Rumors begin to fly fast and furious in the run up to any expected Apple product announcement. Everyone on this planet expects Apple to introduce a new iPhone soon, so it’s logical to assume there’ll be an iPad mini announcement in time for holiday shopping.
What will the newest iPhone be called? How about iPhone 5? Or, plain old new iPhone. Either way, lines are guaranteed to be long at Apple Stores around the world.
What of the iPad mini? Will it be called mini? I don’t think so. It’s likely that this iPad will be extremely light (when compared to the iPad with Retina display), so I’m going with iPad Air.
What about Apple’s already infamous television. The more I look at the broadcast and content marketplace, I’m willing to bet that an Apple-branded television is still a year or two away from launch.
It’s far more likely that Apple is working on the mother of all upgrades to the diminutive AppleTV, the sleeper device with the Samsung inspired rectangles in a hockey puck design.
Apple is known to be in talks with major content producers, broadcast networks, cable systems, and cable networks, all of which have a hand in the TV revenue pie. That Balkanized industry makes it difficult for an Apple television or an AppleTV to gain much traction.
If Apple is trying to skate to where the hockey puck will be, what are they after? What do television watchers ultimately want?
Everything on demand. Forget using a DVR. It’s a useful device, but in a world where all content is available for streaming anytime, who needs a DVR? Besides, all a DVR is good for is compressing an hour long TV show down to 40-minutes as users skip over the commercials, and time shifting playback.
The cable companies don’t care much about that problem (which is why they rent you DVRs), but networks, content producers, and advertisers care deeply about the DVR problem.
How about a little conjecture?
What if Apple were to build the world’s largest streaming video delivery system? It’s Kate’s famous What If? time.
What if Apple’s system had access to all video content in the country– broadcast networks, cable networks, even network news and sports, and could make it available to every cable TV company in the country?
And, all that content would be streamed from Apple’s data centers through the company’s new $299 AppleTV. Cable TV companies would get their cut of the pie. So would broadcast networks. So would cable TV networks. An AppleTV would reduce cable TV company costs. Advertisers would get their ads displayed on every program.
You and I would get to see what we want to watch, when we want to watch it. What’s not to like? Other than being forced to watch TV commercials.

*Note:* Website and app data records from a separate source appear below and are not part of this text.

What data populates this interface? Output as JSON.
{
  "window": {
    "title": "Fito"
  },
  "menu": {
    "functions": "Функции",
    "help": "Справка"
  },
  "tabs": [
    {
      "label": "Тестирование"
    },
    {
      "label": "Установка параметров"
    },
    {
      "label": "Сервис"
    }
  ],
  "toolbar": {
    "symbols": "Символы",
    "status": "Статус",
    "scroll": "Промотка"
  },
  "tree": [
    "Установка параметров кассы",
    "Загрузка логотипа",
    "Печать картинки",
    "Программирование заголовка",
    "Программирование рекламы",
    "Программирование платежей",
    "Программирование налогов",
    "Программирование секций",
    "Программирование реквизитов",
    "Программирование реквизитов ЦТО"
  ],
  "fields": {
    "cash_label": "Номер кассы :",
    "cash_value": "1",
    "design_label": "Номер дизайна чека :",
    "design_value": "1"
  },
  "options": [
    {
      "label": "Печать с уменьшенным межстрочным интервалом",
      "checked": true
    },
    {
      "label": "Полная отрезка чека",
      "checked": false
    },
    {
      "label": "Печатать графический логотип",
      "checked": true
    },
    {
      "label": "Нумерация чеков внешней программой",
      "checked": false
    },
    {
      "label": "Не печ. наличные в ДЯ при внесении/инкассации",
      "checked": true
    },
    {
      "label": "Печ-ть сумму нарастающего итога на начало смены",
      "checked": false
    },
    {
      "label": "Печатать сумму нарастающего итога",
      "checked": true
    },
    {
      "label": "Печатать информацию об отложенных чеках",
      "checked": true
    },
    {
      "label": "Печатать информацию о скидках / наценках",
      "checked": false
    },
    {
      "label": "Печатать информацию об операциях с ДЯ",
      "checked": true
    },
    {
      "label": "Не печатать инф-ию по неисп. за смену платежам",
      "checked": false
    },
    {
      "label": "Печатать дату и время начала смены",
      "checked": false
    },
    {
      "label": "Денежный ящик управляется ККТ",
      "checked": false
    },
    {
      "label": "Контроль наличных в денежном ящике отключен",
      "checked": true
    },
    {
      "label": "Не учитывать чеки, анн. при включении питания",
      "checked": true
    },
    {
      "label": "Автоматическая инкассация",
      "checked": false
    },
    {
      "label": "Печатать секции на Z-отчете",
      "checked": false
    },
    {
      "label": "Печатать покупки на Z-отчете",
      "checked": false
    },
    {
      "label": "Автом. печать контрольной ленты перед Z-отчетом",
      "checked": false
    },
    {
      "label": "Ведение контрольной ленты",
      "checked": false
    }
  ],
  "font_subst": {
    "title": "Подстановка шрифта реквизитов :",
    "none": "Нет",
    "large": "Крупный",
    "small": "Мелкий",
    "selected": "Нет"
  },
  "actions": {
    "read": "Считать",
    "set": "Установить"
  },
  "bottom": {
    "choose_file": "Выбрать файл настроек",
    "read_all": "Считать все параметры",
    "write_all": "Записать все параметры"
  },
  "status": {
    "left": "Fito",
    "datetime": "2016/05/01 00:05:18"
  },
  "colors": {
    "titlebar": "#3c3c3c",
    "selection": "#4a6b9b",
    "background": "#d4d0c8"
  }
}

There are issues. And it has to do with the Balkanization of the television industry (especially in the U.S.). It’s highly fragmented. All the players get a slice of the revenue pie so everyone needs to get paid. There’s probably some fear among the major players of letting Apple anywhere near their turf (since Apple turned the cell phone carriers into dumb wireless pipe companies).
The smart content providers and networks are already moving their content into internet distribution, and some even onto AppleTV. Apple needed a big partner to shake up the cell phone industry. That partner was AT&T. Apple will need even more partners to shake up the television industry.
If it can be done, it’s likely that Apple can do it. If it can be done.